** Stored data follows **

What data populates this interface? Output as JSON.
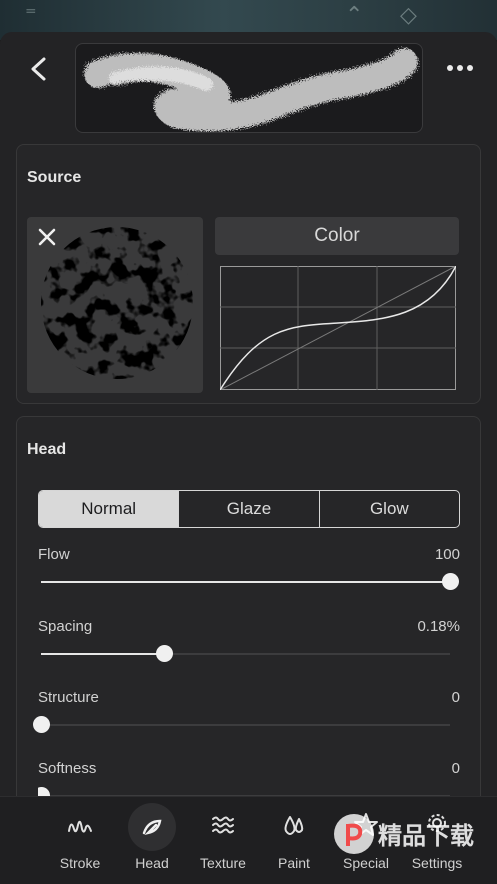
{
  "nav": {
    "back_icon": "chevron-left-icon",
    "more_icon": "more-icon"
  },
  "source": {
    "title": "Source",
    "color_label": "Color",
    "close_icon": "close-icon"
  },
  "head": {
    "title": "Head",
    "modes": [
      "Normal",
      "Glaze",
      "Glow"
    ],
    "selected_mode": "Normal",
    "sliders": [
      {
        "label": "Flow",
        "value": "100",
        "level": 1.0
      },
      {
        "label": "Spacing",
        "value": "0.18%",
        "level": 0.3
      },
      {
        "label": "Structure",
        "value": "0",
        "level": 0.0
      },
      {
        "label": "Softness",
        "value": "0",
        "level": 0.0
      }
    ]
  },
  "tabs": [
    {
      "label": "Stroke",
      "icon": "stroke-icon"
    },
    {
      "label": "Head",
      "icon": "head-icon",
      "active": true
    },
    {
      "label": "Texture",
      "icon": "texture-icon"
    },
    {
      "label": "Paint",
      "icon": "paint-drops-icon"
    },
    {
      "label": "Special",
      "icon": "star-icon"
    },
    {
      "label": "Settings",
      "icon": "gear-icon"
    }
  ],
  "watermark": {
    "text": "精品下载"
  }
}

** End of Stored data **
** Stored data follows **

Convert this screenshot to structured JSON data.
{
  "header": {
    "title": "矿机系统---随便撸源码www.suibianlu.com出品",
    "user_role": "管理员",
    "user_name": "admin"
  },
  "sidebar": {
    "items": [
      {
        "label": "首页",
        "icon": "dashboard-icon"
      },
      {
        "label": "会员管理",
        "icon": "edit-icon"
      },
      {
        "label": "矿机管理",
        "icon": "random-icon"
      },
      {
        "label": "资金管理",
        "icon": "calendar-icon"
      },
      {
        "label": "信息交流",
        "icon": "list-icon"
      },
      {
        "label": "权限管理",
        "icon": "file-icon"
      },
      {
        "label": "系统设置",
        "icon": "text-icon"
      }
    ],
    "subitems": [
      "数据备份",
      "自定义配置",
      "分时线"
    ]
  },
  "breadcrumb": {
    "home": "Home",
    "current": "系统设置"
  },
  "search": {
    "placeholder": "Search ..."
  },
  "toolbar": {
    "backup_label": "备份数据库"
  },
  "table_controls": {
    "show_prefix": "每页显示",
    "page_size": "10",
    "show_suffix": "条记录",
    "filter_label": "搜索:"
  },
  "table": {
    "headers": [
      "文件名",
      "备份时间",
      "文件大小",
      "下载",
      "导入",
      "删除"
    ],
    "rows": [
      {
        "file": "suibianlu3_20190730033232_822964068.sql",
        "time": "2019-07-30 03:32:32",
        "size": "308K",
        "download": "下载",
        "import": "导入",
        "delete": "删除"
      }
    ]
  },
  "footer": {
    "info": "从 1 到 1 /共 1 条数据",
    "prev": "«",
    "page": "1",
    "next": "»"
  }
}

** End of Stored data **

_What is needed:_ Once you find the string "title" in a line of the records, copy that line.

_Result below:_
    "title": "Source",
    "title": "Head",
    "title": "矿机系统---随便撸源码www.suibianlu.com出品",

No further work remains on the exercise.